Task to carry out =
Only the number is wanted: how many lines below contain "value"?

Task material =
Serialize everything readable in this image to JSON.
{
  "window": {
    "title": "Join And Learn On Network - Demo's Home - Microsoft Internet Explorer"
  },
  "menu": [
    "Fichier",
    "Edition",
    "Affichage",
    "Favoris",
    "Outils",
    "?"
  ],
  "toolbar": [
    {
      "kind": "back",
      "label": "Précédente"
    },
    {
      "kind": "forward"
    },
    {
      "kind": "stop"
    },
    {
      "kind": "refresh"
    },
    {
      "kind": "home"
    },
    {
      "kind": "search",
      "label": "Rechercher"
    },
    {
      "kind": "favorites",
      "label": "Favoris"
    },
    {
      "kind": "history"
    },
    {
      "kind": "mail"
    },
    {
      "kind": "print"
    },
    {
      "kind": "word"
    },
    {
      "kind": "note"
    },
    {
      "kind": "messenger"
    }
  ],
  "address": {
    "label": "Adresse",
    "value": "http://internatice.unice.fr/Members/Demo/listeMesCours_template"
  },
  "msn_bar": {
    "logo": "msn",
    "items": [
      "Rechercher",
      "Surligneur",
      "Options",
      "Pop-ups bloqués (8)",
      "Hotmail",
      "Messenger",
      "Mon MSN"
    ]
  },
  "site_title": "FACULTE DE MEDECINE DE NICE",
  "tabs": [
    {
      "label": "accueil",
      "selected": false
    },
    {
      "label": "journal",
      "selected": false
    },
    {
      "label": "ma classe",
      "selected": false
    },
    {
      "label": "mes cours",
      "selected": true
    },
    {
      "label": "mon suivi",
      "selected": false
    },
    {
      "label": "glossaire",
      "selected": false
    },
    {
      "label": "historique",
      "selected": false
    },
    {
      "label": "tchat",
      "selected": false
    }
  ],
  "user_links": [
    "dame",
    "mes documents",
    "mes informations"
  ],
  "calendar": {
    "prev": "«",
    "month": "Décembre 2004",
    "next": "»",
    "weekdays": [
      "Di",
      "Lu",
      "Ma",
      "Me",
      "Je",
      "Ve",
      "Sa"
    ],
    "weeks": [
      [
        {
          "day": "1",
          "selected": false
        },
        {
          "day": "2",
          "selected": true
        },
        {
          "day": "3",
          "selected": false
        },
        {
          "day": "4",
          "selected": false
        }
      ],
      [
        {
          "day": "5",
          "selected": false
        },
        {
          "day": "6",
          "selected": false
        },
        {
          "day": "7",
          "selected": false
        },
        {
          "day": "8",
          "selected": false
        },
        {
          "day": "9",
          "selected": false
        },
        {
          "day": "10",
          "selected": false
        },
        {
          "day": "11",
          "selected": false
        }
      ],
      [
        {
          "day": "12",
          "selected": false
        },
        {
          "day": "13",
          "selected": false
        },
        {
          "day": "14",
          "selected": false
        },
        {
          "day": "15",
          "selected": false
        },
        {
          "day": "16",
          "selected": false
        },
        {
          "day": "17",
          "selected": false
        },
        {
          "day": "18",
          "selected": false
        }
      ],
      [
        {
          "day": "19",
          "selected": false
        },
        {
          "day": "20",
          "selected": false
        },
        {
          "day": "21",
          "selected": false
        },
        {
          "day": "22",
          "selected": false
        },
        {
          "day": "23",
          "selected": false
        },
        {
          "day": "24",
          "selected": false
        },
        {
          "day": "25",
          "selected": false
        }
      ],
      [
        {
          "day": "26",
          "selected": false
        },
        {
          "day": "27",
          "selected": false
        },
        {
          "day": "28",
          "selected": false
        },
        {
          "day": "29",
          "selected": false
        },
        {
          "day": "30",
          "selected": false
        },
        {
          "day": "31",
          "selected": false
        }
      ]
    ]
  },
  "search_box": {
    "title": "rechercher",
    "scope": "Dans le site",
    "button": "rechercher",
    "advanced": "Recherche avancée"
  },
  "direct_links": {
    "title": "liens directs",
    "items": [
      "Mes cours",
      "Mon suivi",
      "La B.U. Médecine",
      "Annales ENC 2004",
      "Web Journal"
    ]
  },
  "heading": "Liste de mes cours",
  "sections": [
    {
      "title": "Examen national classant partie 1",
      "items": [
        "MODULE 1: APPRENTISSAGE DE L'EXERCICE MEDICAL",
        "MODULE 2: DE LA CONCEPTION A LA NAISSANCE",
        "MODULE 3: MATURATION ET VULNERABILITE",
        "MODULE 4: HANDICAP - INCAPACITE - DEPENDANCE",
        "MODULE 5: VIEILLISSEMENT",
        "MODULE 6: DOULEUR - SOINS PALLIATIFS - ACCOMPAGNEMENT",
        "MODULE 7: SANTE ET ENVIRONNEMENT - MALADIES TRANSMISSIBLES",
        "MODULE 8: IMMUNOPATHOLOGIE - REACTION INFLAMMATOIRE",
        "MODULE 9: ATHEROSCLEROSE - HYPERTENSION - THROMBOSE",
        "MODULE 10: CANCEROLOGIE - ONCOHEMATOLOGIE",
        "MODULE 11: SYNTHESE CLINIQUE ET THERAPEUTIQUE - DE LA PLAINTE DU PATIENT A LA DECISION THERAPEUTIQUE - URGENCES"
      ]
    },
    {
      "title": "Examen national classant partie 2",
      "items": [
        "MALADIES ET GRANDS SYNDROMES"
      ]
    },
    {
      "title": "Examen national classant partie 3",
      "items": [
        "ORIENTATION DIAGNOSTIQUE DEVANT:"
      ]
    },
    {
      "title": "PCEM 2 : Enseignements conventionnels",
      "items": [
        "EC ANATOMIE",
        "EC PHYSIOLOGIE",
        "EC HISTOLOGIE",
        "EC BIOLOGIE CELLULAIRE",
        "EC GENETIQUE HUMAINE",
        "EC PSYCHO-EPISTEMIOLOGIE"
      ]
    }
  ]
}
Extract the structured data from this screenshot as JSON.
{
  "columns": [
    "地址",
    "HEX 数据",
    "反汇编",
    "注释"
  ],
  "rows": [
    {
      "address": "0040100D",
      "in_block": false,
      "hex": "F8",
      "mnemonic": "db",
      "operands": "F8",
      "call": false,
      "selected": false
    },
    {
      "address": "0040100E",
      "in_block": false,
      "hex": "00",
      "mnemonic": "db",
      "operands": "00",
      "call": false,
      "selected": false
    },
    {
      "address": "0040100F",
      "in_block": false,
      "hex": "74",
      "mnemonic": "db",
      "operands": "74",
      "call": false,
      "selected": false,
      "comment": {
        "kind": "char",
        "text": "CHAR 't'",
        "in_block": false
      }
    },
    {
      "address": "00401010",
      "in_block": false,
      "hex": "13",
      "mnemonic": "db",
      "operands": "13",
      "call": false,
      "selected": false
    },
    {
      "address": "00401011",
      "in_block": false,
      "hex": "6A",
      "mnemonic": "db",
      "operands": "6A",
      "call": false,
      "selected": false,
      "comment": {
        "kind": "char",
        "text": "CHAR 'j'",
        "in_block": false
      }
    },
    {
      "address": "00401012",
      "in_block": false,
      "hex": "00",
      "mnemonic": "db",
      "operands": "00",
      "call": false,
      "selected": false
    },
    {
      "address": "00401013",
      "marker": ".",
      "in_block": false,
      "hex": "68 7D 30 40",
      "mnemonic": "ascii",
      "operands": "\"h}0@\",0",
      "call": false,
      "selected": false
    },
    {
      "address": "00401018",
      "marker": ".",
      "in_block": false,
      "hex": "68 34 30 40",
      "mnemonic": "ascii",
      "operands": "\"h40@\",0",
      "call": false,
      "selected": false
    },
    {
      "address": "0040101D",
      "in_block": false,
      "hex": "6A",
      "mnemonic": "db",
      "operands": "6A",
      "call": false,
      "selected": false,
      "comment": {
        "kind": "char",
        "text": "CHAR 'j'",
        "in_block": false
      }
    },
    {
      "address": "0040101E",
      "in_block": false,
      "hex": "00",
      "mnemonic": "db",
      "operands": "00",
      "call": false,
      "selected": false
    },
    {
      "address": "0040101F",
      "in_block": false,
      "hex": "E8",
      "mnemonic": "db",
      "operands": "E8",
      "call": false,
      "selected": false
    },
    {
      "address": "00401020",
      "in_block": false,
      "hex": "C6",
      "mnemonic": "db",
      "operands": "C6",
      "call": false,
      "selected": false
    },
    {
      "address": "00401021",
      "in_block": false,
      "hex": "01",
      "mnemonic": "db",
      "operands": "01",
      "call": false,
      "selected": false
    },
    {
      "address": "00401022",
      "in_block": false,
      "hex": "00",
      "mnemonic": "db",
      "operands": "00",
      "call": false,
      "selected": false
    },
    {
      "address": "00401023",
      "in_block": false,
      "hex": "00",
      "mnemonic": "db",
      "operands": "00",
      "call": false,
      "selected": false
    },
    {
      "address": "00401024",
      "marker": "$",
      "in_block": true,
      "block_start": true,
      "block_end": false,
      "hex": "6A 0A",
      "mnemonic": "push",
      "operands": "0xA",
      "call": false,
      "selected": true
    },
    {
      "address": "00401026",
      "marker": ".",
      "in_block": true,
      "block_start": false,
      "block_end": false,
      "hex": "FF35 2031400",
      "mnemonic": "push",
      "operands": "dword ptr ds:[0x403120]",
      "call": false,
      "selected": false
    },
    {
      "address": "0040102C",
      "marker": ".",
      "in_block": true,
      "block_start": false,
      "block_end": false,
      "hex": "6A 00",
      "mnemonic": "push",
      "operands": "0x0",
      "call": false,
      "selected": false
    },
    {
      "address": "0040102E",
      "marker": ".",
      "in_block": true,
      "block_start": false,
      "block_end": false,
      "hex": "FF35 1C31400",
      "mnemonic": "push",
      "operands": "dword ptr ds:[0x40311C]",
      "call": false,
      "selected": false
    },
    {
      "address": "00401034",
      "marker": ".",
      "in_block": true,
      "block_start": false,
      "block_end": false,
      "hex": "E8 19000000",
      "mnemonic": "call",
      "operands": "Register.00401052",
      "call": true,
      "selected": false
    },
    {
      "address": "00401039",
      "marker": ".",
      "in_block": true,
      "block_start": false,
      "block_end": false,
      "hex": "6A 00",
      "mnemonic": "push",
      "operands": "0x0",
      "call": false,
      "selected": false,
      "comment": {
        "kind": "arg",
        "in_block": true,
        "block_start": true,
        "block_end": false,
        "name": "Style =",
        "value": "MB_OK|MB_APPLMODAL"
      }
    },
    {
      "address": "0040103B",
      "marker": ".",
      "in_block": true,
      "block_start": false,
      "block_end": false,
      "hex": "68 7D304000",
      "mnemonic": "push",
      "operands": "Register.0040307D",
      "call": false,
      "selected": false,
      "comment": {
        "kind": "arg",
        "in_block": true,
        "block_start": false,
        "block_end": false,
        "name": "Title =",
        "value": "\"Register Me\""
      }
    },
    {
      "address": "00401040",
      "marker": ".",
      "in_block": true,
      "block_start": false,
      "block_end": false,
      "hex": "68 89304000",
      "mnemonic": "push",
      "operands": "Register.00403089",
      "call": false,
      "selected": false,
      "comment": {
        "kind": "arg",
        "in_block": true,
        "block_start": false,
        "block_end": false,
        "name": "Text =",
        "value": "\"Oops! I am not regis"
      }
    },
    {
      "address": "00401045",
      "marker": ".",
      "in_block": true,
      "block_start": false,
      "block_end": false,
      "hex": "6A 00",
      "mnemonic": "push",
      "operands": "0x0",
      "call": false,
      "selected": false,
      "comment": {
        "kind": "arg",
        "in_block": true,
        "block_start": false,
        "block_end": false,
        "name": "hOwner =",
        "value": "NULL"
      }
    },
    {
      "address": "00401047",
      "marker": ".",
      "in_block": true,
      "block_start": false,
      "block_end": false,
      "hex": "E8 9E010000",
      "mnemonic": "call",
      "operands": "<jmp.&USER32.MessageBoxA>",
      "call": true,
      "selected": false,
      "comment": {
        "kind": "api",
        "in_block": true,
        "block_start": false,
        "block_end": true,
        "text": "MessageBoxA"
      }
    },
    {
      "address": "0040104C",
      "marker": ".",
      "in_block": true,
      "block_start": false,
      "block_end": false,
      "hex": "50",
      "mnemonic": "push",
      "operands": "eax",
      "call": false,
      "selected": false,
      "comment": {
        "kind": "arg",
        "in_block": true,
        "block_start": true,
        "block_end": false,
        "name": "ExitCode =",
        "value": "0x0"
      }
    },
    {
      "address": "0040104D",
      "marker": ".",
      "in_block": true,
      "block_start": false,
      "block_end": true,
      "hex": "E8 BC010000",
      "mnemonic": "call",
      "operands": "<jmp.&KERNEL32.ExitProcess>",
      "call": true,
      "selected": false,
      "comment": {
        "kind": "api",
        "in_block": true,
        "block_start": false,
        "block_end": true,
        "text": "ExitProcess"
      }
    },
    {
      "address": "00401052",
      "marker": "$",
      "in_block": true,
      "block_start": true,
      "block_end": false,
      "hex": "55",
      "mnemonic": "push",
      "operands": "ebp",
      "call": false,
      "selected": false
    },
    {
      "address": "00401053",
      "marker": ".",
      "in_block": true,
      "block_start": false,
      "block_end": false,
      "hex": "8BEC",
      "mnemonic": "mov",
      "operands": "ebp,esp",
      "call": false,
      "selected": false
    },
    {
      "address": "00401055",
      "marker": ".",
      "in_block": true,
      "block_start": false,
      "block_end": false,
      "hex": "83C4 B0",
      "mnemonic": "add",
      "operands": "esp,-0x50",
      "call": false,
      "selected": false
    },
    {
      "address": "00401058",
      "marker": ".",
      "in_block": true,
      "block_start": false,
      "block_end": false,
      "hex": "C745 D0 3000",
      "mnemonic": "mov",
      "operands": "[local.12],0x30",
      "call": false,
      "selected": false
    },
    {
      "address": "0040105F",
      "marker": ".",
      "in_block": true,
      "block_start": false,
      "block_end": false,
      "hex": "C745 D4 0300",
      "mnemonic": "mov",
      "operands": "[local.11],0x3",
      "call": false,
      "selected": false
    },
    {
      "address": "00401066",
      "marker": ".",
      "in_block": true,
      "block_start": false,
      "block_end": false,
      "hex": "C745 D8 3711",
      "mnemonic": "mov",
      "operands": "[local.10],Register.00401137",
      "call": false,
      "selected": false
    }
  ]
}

Written solution =
6